(Source data)
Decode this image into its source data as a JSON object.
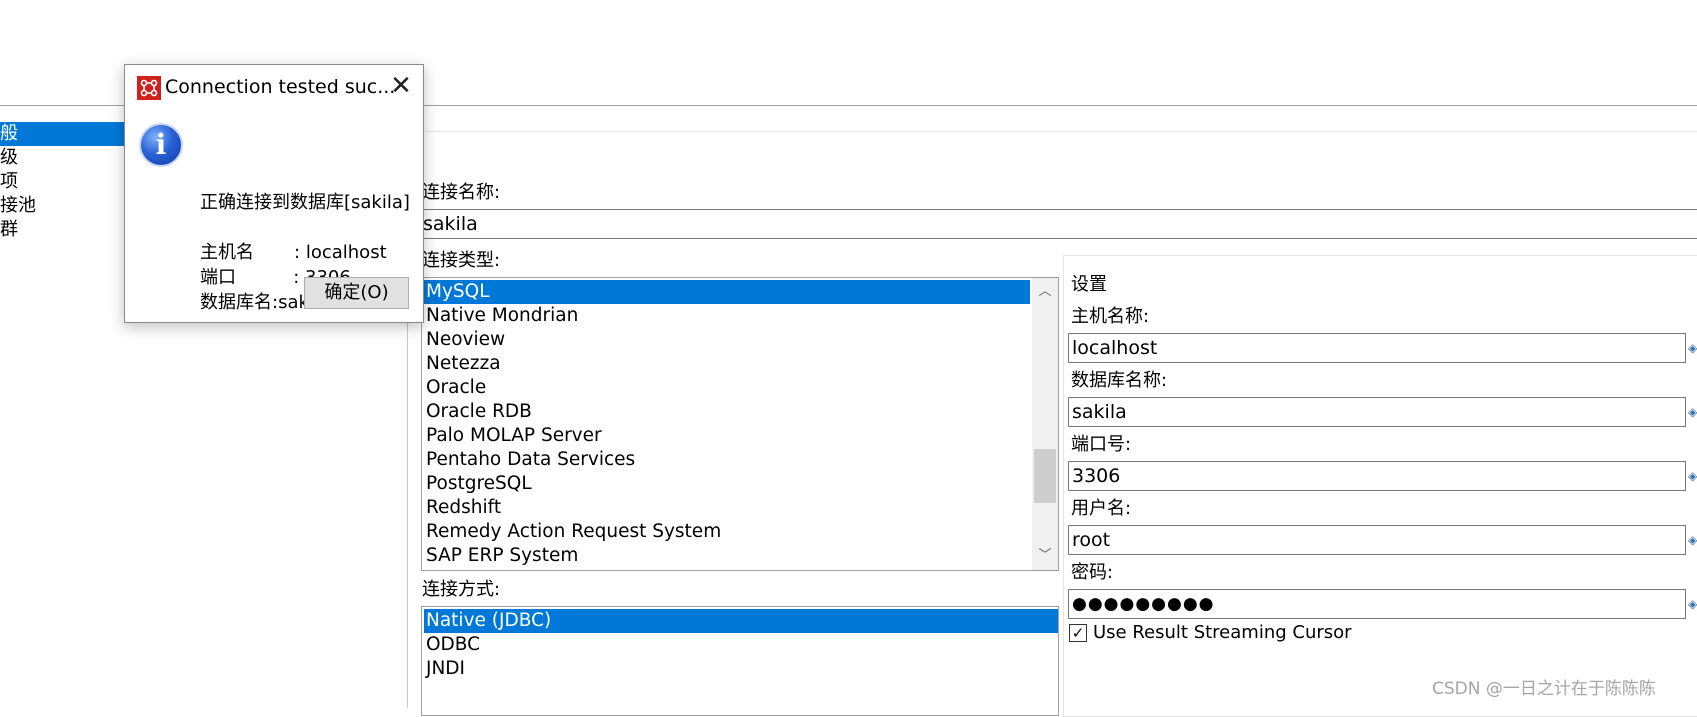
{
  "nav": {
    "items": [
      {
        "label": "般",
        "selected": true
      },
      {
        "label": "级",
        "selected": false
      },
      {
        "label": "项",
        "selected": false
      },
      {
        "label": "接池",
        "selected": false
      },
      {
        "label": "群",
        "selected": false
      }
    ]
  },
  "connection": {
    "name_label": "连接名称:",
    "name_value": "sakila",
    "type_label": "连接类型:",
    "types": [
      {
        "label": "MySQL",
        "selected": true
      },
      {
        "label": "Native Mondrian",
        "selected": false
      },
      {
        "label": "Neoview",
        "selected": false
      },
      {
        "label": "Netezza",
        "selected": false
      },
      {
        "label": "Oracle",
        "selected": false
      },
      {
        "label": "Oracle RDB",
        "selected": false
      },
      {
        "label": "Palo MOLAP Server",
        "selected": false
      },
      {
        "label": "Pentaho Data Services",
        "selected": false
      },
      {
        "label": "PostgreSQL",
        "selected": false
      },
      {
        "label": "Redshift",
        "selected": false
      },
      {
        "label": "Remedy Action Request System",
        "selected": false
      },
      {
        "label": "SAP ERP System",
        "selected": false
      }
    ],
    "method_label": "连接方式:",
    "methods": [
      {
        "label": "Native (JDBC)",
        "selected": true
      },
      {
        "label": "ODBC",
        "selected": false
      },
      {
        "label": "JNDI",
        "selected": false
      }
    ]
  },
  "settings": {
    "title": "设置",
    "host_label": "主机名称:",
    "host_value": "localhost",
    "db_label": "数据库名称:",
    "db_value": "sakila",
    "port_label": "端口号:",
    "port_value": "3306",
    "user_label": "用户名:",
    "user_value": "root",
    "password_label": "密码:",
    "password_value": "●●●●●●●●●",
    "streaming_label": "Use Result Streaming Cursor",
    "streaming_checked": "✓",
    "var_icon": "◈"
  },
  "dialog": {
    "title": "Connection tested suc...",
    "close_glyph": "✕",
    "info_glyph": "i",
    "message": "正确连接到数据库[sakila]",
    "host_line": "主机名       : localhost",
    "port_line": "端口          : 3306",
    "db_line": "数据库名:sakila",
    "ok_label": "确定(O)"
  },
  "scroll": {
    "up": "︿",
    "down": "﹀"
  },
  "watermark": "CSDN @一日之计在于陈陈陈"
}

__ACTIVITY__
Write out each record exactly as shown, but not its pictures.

__RESPONSE BOX__
Decode this image into its source data as a JSON object.
{
  "nav": {
    "items": [
      {
        "label": "般",
        "selected": true
      },
      {
        "label": "级",
        "selected": false
      },
      {
        "label": "项",
        "selected": false
      },
      {
        "label": "接池",
        "selected": false
      },
      {
        "label": "群",
        "selected": false
      }
    ]
  },
  "connection": {
    "name_label": "连接名称:",
    "name_value": "sakila",
    "type_label": "连接类型:",
    "types": [
      {
        "label": "MySQL",
        "selected": true
      },
      {
        "label": "Native Mondrian",
        "selected": false
      },
      {
        "label": "Neoview",
        "selected": false
      },
      {
        "label": "Netezza",
        "selected": false
      },
      {
        "label": "Oracle",
        "selected": false
      },
      {
        "label": "Oracle RDB",
        "selected": false
      },
      {
        "label": "Palo MOLAP Server",
        "selected": false
      },
      {
        "label": "Pentaho Data Services",
        "selected": false
      },
      {
        "label": "PostgreSQL",
        "selected": false
      },
      {
        "label": "Redshift",
        "selected": false
      },
      {
        "label": "Remedy Action Request System",
        "selected": false
      },
      {
        "label": "SAP ERP System",
        "selected": false
      }
    ],
    "method_label": "连接方式:",
    "methods": [
      {
        "label": "Native (JDBC)",
        "selected": true
      },
      {
        "label": "ODBC",
        "selected": false
      },
      {
        "label": "JNDI",
        "selected": false
      }
    ]
  },
  "settings": {
    "title": "设置",
    "host_label": "主机名称:",
    "host_value": "localhost",
    "db_label": "数据库名称:",
    "db_value": "sakila",
    "port_label": "端口号:",
    "port_value": "3306",
    "user_label": "用户名:",
    "user_value": "root",
    "password_label": "密码:",
    "password_value": "●●●●●●●●●",
    "streaming_label": "Use Result Streaming Cursor",
    "streaming_checked": "✓",
    "var_icon": "◈"
  },
  "dialog": {
    "title": "Connection tested suc...",
    "close_glyph": "✕",
    "info_glyph": "i",
    "message": "正确连接到数据库[sakila]",
    "host_line": "主机名       : localhost",
    "port_line": "端口          : 3306",
    "db_line": "数据库名:sakila",
    "ok_label": "确定(O)"
  },
  "scroll": {
    "up": "︿",
    "down": "﹀"
  },
  "watermark": "CSDN @一日之计在于陈陈陈"
}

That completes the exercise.